Work task
Your copy should match the entries exactly, with the pictures left out.

══════════

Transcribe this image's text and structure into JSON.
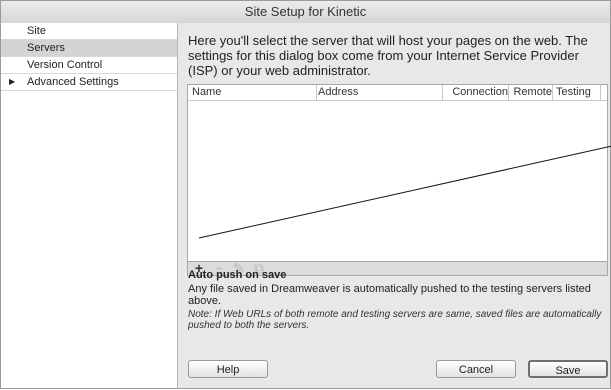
{
  "window": {
    "title": "Site Setup for Kinetic"
  },
  "sidebar": {
    "items": [
      {
        "label": "Site"
      },
      {
        "label": "Servers"
      },
      {
        "label": "Version Control"
      },
      {
        "label": "Advanced Settings",
        "arrow": "▶"
      }
    ]
  },
  "content": {
    "description": "Here you'll select the server that will host your pages on the web. The settings for this dialog box come from your Internet Service Provider (ISP) or your web administrator.",
    "table": {
      "columns": [
        "Name",
        "Address",
        "Connection",
        "Remote",
        "Testing"
      ]
    },
    "toolbar": {
      "add": "+",
      "remove": "−",
      "edit": "✎",
      "duplicate": "⧉"
    },
    "auto_push": {
      "title": "Auto push on save",
      "text": "Any file saved in Dreamweaver is automatically pushed to the testing servers listed above.",
      "note": "Note: If Web URLs of both remote and testing servers are same, saved files are automatically pushed to both the servers."
    }
  },
  "buttons": {
    "help": "Help",
    "cancel": "Cancel",
    "save": "Save"
  }
}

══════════

Written response
Transcribe this image's text and structure into JSON.
{
  "window": {
    "title": "Site Setup for Kinetic"
  },
  "sidebar": {
    "items": [
      {
        "label": "Site"
      },
      {
        "label": "Servers"
      },
      {
        "label": "Version Control"
      },
      {
        "label": "Advanced Settings",
        "arrow": "▶"
      }
    ]
  },
  "content": {
    "description": "Here you'll select the server that will host your pages on the web. The settings for this dialog box come from your Internet Service Provider (ISP) or your web administrator.",
    "table": {
      "columns": [
        "Name",
        "Address",
        "Connection",
        "Remote",
        "Testing"
      ]
    },
    "toolbar": {
      "add": "+",
      "remove": "−",
      "edit": "✎",
      "duplicate": "⧉"
    },
    "auto_push": {
      "title": "Auto push on save",
      "text": "Any file saved in Dreamweaver is automatically pushed to the testing servers listed above.",
      "note": "Note: If Web URLs of both remote and testing servers are same, saved files are automatically pushed to both the servers."
    }
  },
  "buttons": {
    "help": "Help",
    "cancel": "Cancel",
    "save": "Save"
  }
}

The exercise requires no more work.